▶ [PROBLEM STATEMENT]: In the copy, keep every line below as it is and leave out the pictures.

##### DATA SUPPLIED #####

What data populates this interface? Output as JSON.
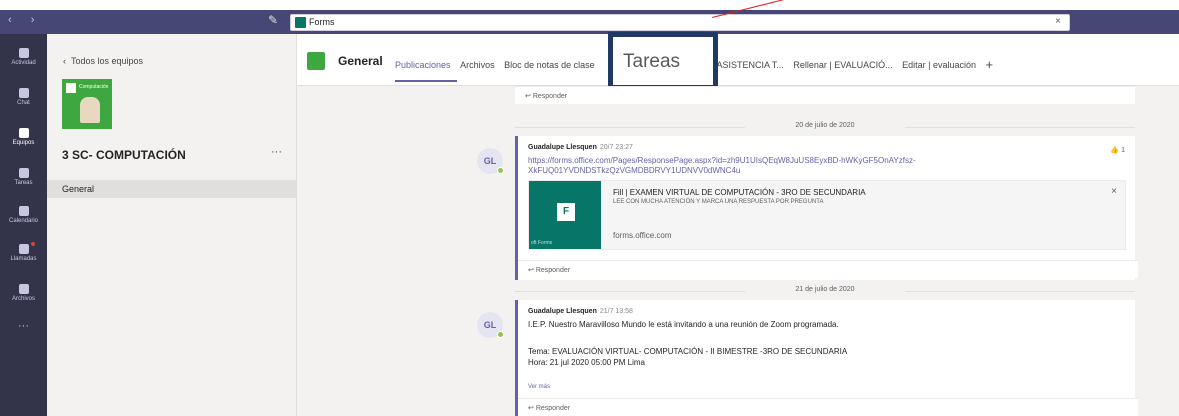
{
  "titlebar": {
    "app_tag": "Forms",
    "close": "×",
    "nav": "‹ ›"
  },
  "rail": [
    {
      "label": "Actividad",
      "active": false
    },
    {
      "label": "Chat",
      "active": false
    },
    {
      "label": "Equipos",
      "active": true
    },
    {
      "label": "Tareas",
      "active": false
    },
    {
      "label": "Calendario",
      "active": false
    },
    {
      "label": "Llamadas",
      "active": false
    },
    {
      "label": "Archivos",
      "active": false
    },
    {
      "label": "···",
      "active": false
    }
  ],
  "teampanel": {
    "back_label": "Todos los equipos",
    "team_name": "3 SC- COMPUTACIÓN",
    "more": "···",
    "channel": "General",
    "logo_word": "Computación"
  },
  "channel": {
    "name": "General",
    "tabs": [
      "Publicaciones",
      "Archivos",
      "Bloc de notas de clase",
      "| ASISTENCIA T...",
      "Rellenar | EVALUACIÓ...",
      "Editar | evaluación"
    ],
    "plus": "+"
  },
  "callout": {
    "text": "Tareas"
  },
  "feed": {
    "reply_label": "Responder",
    "date1": "20 de julio de 2020",
    "date2": "21 de julio de 2020",
    "post1": {
      "initials": "GL",
      "author": "Guadalupe Llesquen",
      "time": "20/7 23:27",
      "link": "https://forms.office.com/Pages/ResponsePage.aspx?id=zh9U1UIsQEqW8JuUS8EyxBD-hWKyGF5OnAYzfsz-XkFUQ01YVDNDSTkzQzVGMDBDRVY1UDNVV0dWNC4u",
      "likes": "1",
      "card_title": "Fill | EXAMEN VIRTUAL DE COMPUTACIÓN - 3RO DE SECUNDARIA",
      "card_sub": "LEE CON MUCHA ATENCIÓN Y MARCA UNA RESPUESTA POR PREGUNTA",
      "card_domain": "forms.office.com",
      "card_caption": "oft Forms"
    },
    "post2": {
      "initials": "GL",
      "author": "Guadalupe Llesquen",
      "time": "21/7 13:58",
      "line1": "I.E.P. Nuestro Maravilloso Mundo le está invitando a una reunión de Zoom programada.",
      "line2": "Tema: EVALUACIÓN VIRTUAL- COMPUTACIÓN -  II BIMESTRE -3RO DE SECUNDARIA",
      "line3": "Hora: 21 jul 2020 05:00 PM Lima",
      "more": "Ver más"
    }
  }
}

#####

▶ [OUTPUT]:
What data populates this interface? Output as JSON.
{
  "titlebar": {
    "app_tag": "Forms",
    "close": "×",
    "nav": "‹ ›"
  },
  "rail": [
    {
      "label": "Actividad",
      "active": false
    },
    {
      "label": "Chat",
      "active": false
    },
    {
      "label": "Equipos",
      "active": true
    },
    {
      "label": "Tareas",
      "active": false
    },
    {
      "label": "Calendario",
      "active": false
    },
    {
      "label": "Llamadas",
      "active": false
    },
    {
      "label": "Archivos",
      "active": false
    },
    {
      "label": "···",
      "active": false
    }
  ],
  "teampanel": {
    "back_label": "Todos los equipos",
    "team_name": "3 SC- COMPUTACIÓN",
    "more": "···",
    "channel": "General",
    "logo_word": "Computación"
  },
  "channel": {
    "name": "General",
    "tabs": [
      "Publicaciones",
      "Archivos",
      "Bloc de notas de clase",
      "| ASISTENCIA T...",
      "Rellenar | EVALUACIÓ...",
      "Editar | evaluación"
    ],
    "plus": "+"
  },
  "callout": {
    "text": "Tareas"
  },
  "feed": {
    "reply_label": "Responder",
    "date1": "20 de julio de 2020",
    "date2": "21 de julio de 2020",
    "post1": {
      "initials": "GL",
      "author": "Guadalupe Llesquen",
      "time": "20/7 23:27",
      "link": "https://forms.office.com/Pages/ResponsePage.aspx?id=zh9U1UIsQEqW8JuUS8EyxBD-hWKyGF5OnAYzfsz-XkFUQ01YVDNDSTkzQzVGMDBDRVY1UDNVV0dWNC4u",
      "likes": "1",
      "card_title": "Fill | EXAMEN VIRTUAL DE COMPUTACIÓN - 3RO DE SECUNDARIA",
      "card_sub": "LEE CON MUCHA ATENCIÓN Y MARCA UNA RESPUESTA POR PREGUNTA",
      "card_domain": "forms.office.com",
      "card_caption": "oft Forms"
    },
    "post2": {
      "initials": "GL",
      "author": "Guadalupe Llesquen",
      "time": "21/7 13:58",
      "line1": "I.E.P. Nuestro Maravilloso Mundo le está invitando a una reunión de Zoom programada.",
      "line2": "Tema: EVALUACIÓN VIRTUAL- COMPUTACIÓN -  II BIMESTRE -3RO DE SECUNDARIA",
      "line3": "Hora: 21 jul 2020 05:00 PM Lima",
      "more": "Ver más"
    }
  }
}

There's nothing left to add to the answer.